The basis of the detection is we start with the ball’s current x and y position and compare that to the same of the paddle. If the ball position matches the paddle position, a collision is deemed to have occurred. It’s simple and crude, but it works.
More maths and physics
We’re not about to insult serious game developers and suggest you can start coding blockbuster games by simply reading one article – at best, all we’ve done is scratch the lacquer covering the paint over the primer on top of the surface that is games development.
Even with 2D gaming, there are plenty of other things to learn, from sprites to threads to frame buffering to multi-object impulse-momentum collision resolution.
If you still have it on your phone or tablet, play the first episode again, but this time, look at the interaction between the birds and the building components, and also how those components interact with each other.
This interaction was created using a free physics engine called Box2D (box2d.org). Like many high-performance games, Box2D uses C++ to obtain maximum performance.
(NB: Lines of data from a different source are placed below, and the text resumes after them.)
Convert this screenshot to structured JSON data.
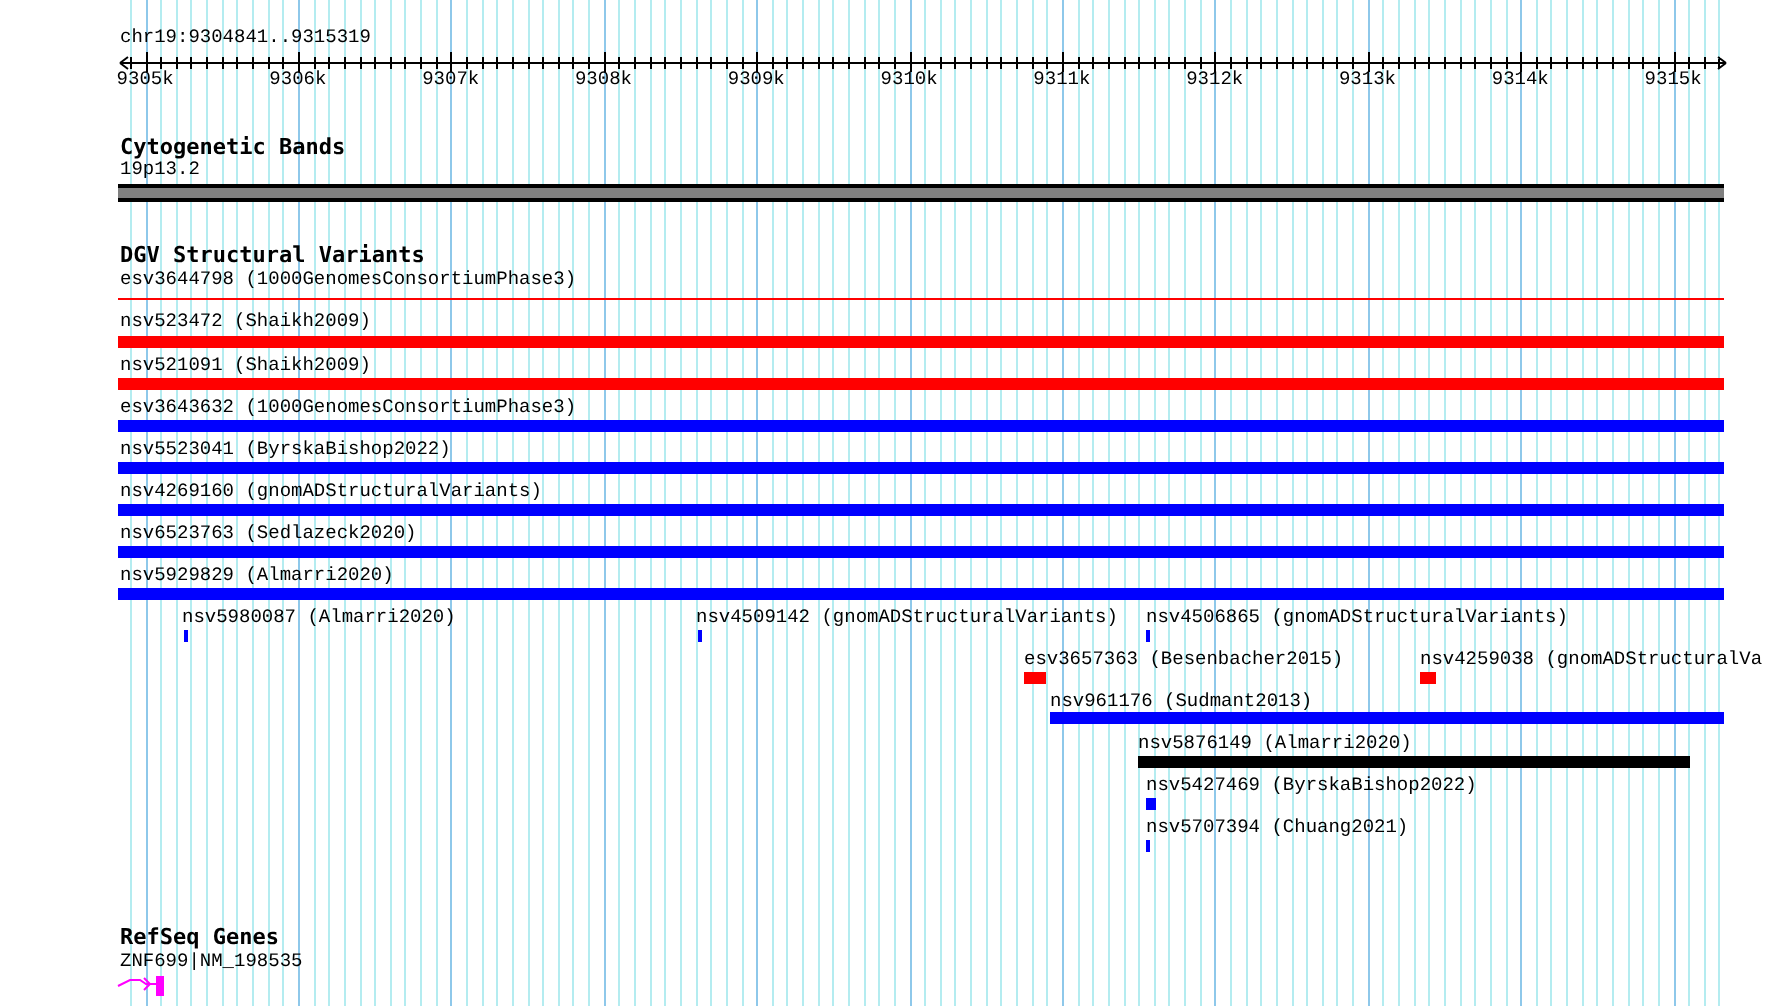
{
  "ruler": {
    "region": "chr19:9304841..9315319",
    "ticks": [
      "9305k",
      "9306k",
      "9307k",
      "9308k",
      "9309k",
      "9310k",
      "9311k",
      "9312k",
      "9313k",
      "9314k",
      "9315k"
    ]
  },
  "tracks": [
    {
      "title": "Cytogenetic Bands",
      "kind": "cytoband",
      "features": [
        {
          "label": "19p13.2",
          "color": "#808080"
        }
      ]
    },
    {
      "title": "DGV Structural Variants",
      "kind": "variants",
      "features": [
        {
          "label": "esv3644798 (1000GenomesConsortiumPhase3)",
          "kind": "line",
          "color": "#ff0000"
        },
        {
          "label": "nsv523472 (Shaikh2009)",
          "kind": "bar",
          "color": "#ff0000"
        },
        {
          "label": "nsv521091 (Shaikh2009)",
          "kind": "bar",
          "color": "#ff0000"
        },
        {
          "label": "esv3643632 (1000GenomesConsortiumPhase3)",
          "kind": "bar",
          "color": "#0000ff"
        },
        {
          "label": "nsv5523041 (ByrskaBishop2022)",
          "kind": "bar",
          "color": "#0000ff"
        },
        {
          "label": "nsv4269160 (gnomADStructuralVariants)",
          "kind": "bar",
          "color": "#0000ff"
        },
        {
          "label": "nsv6523763 (Sedlazeck2020)",
          "kind": "bar",
          "color": "#0000ff"
        },
        {
          "label": "nsv5929829 (Almarri2020)",
          "kind": "bar",
          "color": "#0000ff"
        },
        {
          "label": "nsv5980087 (Almarri2020)",
          "kind": "bar",
          "color": "#0000ff"
        },
        {
          "label": "nsv4509142 (gnomADStructuralVariants)",
          "kind": "bar",
          "color": "#0000ff"
        },
        {
          "label": "nsv4506865 (gnomADStructuralVariants)",
          "kind": "bar",
          "color": "#0000ff"
        },
        {
          "label": "esv3657363 (Besenbacher2015)",
          "kind": "bar",
          "color": "#ff0000"
        },
        {
          "label": "nsv4259038 (gnomADStructuralVa",
          "kind": "bar",
          "color": "#ff0000"
        },
        {
          "label": "nsv961176 (Sudmant2013)",
          "kind": "bar",
          "color": "#0000ff"
        },
        {
          "label": "nsv5876149 (Almarri2020)",
          "kind": "bar",
          "color": "#000000"
        },
        {
          "label": "nsv5427469 (ByrskaBishop2022)",
          "kind": "bar",
          "color": "#0000ff"
        },
        {
          "label": "nsv5707394 (Chuang2021)",
          "kind": "bar",
          "color": "#0000ff"
        }
      ]
    },
    {
      "title": "RefSeq Genes",
      "kind": "genes",
      "features": [
        {
          "label": "ZNF699|NM_198535",
          "color": "#ff00ff"
        }
      ]
    }
  ]
}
Thankfully, you don’t have to go that far to start writing your own basic Java games – even with just the little we’ve done here in the three projects, you’ve got enough kit to start playing around and writing simple games of your own.